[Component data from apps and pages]
#####

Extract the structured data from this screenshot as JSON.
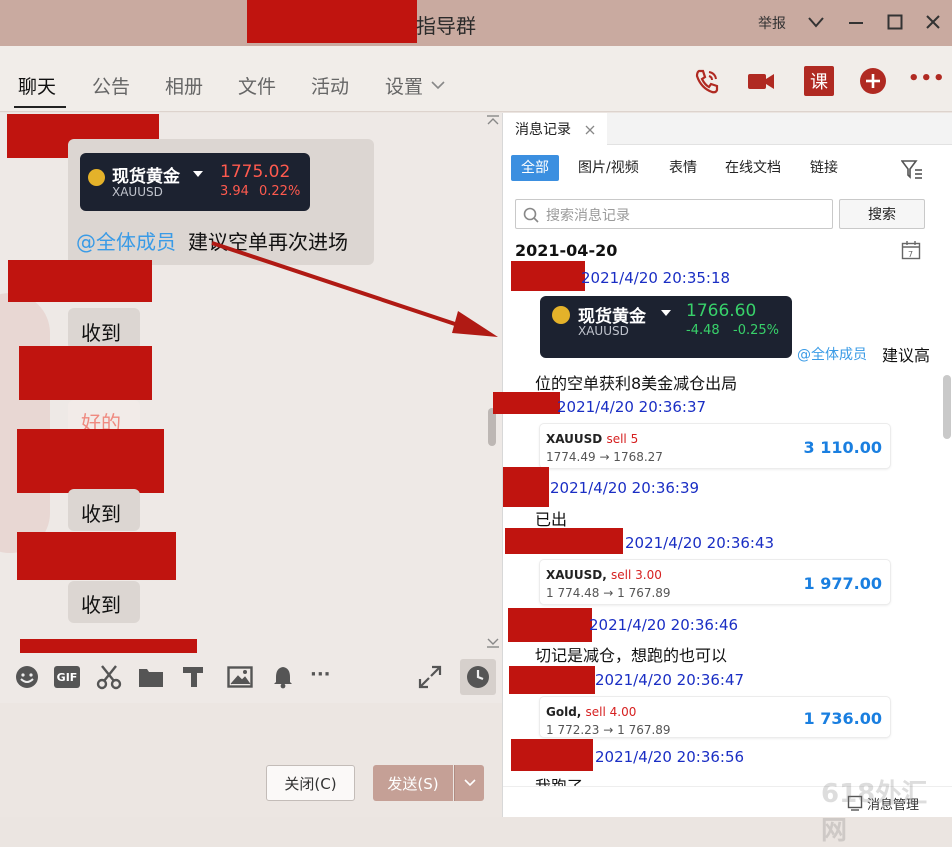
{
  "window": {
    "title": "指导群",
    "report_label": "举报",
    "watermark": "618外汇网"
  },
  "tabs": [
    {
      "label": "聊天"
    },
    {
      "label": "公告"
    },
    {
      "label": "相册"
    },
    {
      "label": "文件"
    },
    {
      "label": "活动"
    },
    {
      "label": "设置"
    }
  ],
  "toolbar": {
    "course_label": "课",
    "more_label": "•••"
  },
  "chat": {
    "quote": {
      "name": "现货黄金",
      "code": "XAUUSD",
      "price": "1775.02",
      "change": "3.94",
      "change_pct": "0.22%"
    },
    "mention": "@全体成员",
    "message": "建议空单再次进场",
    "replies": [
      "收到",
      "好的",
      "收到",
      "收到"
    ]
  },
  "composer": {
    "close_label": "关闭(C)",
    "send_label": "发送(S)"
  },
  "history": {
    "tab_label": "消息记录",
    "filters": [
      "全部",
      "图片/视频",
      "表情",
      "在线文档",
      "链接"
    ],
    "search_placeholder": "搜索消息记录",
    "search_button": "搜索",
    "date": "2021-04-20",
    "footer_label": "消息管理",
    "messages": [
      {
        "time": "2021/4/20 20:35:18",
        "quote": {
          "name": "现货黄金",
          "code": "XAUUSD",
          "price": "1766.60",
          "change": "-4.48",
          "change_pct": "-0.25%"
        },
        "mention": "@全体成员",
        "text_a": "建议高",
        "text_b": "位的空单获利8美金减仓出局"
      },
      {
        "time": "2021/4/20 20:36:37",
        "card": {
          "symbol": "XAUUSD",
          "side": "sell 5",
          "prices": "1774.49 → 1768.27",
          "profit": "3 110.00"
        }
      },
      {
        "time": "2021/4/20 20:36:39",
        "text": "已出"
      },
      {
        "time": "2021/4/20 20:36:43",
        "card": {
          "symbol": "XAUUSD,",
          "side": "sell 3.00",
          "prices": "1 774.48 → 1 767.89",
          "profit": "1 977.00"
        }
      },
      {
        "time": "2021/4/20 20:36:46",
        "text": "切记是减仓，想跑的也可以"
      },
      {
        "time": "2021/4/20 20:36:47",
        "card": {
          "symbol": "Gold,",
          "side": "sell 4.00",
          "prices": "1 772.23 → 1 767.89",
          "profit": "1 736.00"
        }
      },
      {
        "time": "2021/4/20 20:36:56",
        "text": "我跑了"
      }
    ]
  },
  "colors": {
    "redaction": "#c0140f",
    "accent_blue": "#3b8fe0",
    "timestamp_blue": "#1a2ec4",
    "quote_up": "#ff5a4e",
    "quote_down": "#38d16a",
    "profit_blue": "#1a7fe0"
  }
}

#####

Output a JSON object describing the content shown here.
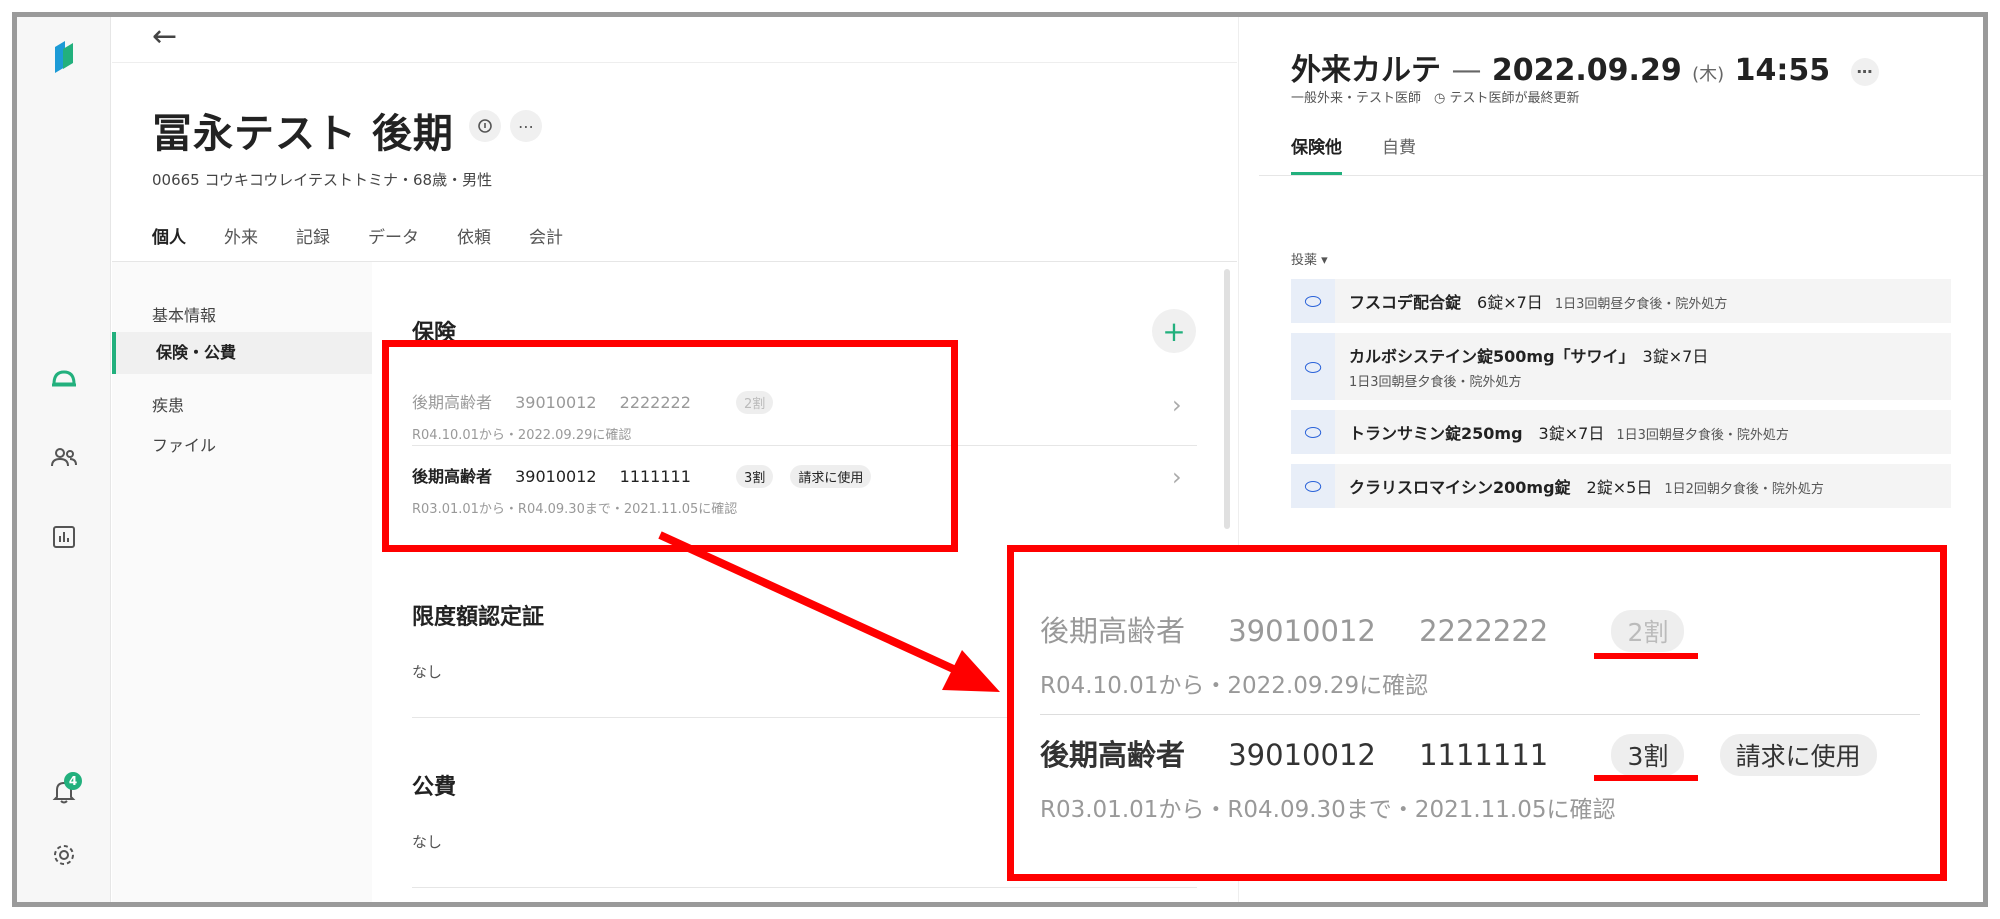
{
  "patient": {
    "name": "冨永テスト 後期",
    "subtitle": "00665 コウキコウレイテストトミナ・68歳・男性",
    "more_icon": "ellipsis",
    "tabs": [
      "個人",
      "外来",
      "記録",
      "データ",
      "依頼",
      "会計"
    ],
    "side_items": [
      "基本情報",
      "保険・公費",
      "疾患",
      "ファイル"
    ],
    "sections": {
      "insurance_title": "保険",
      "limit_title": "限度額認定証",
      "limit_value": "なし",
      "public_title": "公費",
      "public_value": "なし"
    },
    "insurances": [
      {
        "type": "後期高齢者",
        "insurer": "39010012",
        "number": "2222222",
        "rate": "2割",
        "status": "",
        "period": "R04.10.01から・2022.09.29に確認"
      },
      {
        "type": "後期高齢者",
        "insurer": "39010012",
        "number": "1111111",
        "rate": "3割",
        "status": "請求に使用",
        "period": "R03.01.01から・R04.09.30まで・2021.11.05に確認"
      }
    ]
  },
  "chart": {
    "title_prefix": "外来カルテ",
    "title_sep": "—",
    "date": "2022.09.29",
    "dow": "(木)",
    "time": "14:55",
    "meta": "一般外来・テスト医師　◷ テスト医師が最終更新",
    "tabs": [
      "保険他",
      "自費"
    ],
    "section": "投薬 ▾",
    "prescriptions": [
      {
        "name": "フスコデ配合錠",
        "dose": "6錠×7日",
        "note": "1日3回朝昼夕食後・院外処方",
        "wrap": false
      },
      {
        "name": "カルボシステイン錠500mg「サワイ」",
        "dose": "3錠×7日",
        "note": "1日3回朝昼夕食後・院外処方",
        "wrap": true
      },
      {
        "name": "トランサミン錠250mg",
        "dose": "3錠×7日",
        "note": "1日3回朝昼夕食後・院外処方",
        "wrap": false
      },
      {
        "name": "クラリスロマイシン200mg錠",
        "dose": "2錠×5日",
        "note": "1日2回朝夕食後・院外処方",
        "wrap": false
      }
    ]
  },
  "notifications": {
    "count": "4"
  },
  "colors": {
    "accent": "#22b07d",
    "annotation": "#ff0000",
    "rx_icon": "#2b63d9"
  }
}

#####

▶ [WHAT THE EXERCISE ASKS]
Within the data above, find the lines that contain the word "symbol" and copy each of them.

▶ [SOLUTION]
          "symbol": "XAUUSD",
          "symbol": "XAUUSD,",
          "symbol": "Gold,",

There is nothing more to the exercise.